» TO DO
Track down each line below containing the string "online" and copy it.

*** SUPPLIED ENTRIES Section Begins ***

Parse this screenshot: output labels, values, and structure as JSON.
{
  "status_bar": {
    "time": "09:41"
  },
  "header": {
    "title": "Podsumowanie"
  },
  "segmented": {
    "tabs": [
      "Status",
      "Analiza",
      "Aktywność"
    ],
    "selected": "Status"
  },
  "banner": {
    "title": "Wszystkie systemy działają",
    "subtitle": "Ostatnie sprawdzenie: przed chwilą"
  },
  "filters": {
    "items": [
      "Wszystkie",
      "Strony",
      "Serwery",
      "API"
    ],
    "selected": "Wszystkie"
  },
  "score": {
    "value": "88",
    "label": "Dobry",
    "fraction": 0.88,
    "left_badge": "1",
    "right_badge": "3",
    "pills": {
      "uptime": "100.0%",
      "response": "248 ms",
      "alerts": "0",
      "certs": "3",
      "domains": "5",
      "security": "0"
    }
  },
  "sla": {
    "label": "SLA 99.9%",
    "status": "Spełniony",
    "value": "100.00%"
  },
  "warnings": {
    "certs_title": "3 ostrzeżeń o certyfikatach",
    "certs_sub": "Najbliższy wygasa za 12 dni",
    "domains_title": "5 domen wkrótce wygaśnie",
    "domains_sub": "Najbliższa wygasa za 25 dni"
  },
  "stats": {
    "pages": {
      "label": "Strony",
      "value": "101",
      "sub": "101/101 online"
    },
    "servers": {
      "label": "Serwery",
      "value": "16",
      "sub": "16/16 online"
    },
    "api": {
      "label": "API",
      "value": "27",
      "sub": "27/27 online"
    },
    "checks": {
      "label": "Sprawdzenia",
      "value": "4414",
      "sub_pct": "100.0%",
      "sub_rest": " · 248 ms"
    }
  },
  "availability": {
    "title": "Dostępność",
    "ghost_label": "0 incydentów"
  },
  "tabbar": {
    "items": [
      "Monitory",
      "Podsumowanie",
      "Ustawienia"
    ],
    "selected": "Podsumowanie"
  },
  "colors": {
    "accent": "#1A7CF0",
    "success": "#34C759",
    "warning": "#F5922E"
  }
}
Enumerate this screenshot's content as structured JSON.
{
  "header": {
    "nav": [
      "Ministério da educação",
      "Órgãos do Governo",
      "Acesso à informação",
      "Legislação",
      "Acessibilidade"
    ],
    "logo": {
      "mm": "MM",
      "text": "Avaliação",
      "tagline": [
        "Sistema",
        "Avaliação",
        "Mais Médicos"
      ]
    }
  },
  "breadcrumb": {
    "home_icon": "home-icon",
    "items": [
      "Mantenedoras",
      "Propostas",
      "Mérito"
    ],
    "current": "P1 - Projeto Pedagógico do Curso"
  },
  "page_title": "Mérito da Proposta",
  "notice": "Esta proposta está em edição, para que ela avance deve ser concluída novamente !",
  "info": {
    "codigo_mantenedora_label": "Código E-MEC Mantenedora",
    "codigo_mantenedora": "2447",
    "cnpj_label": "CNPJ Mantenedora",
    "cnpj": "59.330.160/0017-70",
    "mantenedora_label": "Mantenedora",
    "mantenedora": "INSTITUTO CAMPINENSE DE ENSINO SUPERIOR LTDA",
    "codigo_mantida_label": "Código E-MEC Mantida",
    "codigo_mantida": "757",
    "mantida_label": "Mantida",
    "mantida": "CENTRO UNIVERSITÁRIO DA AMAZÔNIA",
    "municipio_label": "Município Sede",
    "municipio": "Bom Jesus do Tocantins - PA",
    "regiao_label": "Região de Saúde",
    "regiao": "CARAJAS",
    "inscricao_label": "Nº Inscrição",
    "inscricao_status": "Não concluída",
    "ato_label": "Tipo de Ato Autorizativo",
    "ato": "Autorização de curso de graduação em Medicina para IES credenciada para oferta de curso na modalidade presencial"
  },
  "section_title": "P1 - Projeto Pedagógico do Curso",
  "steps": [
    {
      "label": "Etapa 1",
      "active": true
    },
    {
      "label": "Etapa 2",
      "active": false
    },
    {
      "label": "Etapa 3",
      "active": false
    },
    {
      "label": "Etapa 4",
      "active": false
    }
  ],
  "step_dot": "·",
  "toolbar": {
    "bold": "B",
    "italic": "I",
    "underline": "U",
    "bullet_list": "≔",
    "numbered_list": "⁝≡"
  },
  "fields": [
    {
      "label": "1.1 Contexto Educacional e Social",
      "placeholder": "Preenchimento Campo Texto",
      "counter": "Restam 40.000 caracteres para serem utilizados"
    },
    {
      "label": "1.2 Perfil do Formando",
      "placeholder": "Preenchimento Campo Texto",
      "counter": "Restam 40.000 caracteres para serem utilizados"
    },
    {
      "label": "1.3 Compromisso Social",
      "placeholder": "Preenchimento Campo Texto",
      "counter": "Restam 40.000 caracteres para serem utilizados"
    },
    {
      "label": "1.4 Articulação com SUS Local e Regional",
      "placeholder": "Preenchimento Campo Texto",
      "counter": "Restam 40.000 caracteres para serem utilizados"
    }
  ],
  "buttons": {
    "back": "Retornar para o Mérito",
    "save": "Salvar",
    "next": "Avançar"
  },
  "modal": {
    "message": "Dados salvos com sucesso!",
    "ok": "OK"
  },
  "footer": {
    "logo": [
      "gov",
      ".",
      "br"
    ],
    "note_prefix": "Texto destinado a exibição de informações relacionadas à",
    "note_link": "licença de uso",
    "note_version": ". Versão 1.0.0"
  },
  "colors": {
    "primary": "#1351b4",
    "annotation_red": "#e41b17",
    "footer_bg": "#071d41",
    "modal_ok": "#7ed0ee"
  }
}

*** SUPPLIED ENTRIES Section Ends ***

» TASK ANSWER
      "sub": "101/101 online"
      "sub": "16/16 online"
      "sub": "27/27 online"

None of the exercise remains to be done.